In the data below, which lines contain "数字趣谈"? List them by copying each one.

---

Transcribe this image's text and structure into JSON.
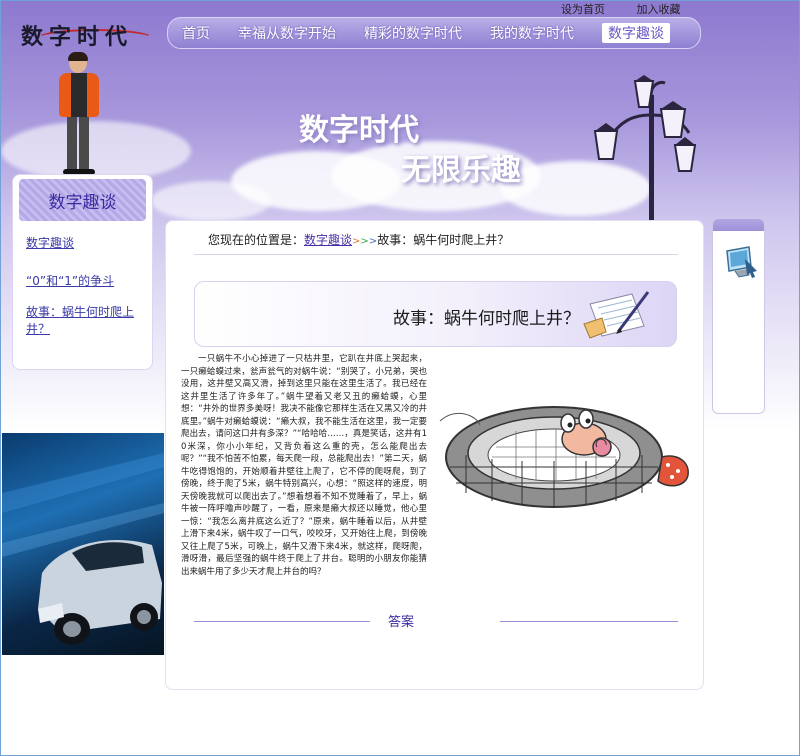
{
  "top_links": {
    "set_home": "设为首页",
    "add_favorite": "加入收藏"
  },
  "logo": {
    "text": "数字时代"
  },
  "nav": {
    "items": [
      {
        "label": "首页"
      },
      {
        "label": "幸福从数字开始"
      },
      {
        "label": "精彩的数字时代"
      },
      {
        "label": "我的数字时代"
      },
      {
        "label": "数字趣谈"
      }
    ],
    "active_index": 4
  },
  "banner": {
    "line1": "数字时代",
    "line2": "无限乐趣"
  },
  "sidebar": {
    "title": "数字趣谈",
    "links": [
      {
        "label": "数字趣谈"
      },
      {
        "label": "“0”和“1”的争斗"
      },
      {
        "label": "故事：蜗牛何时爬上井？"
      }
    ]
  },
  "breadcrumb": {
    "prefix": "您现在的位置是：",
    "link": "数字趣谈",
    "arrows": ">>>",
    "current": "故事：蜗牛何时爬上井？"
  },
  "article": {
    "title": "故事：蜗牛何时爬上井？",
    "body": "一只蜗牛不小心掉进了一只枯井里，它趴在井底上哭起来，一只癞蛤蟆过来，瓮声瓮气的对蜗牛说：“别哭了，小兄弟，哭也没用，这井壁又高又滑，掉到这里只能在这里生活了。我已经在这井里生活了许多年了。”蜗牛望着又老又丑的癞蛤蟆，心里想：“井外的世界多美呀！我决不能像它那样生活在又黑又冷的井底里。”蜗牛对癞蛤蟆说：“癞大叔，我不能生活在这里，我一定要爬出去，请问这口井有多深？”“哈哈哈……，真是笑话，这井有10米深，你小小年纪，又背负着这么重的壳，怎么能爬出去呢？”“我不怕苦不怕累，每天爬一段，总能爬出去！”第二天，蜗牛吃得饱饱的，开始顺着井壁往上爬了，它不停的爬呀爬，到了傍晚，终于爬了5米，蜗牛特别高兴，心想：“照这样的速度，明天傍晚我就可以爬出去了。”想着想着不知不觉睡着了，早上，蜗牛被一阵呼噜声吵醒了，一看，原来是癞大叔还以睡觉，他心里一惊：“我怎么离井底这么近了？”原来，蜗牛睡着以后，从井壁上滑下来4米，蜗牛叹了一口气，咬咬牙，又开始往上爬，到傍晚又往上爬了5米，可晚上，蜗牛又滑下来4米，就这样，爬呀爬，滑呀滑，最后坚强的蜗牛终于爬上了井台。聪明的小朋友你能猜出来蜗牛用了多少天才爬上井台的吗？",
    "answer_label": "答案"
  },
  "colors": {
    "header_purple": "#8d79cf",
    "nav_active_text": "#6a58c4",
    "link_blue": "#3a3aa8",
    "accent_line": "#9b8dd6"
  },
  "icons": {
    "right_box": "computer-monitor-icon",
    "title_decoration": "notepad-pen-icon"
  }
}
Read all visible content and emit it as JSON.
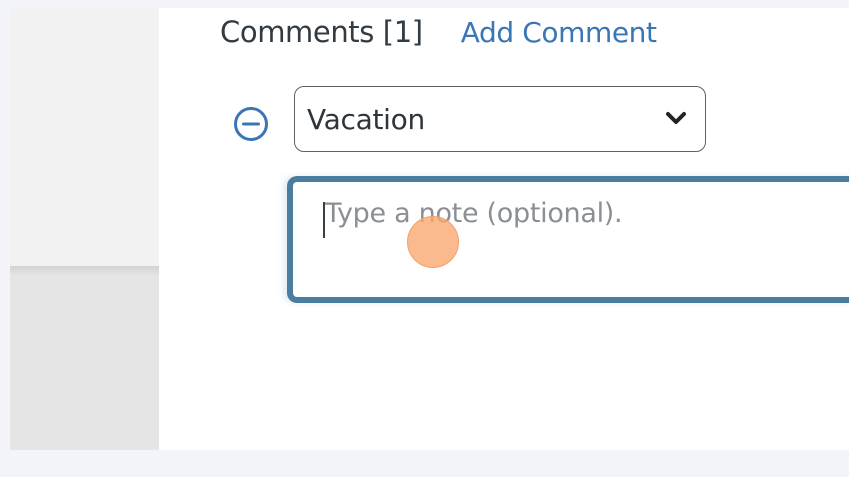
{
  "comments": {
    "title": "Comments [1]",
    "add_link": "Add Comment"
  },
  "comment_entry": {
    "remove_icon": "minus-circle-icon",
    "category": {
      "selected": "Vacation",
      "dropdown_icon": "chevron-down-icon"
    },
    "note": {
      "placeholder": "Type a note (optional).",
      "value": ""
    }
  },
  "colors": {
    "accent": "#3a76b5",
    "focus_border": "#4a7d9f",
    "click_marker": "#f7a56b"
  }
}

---

**EXERCISE OUTPUT**.
        "label": "数字趣谈"
    "title": "数字趣谈",
        "label": "数字趣谈"
    "link": "数字趣谈",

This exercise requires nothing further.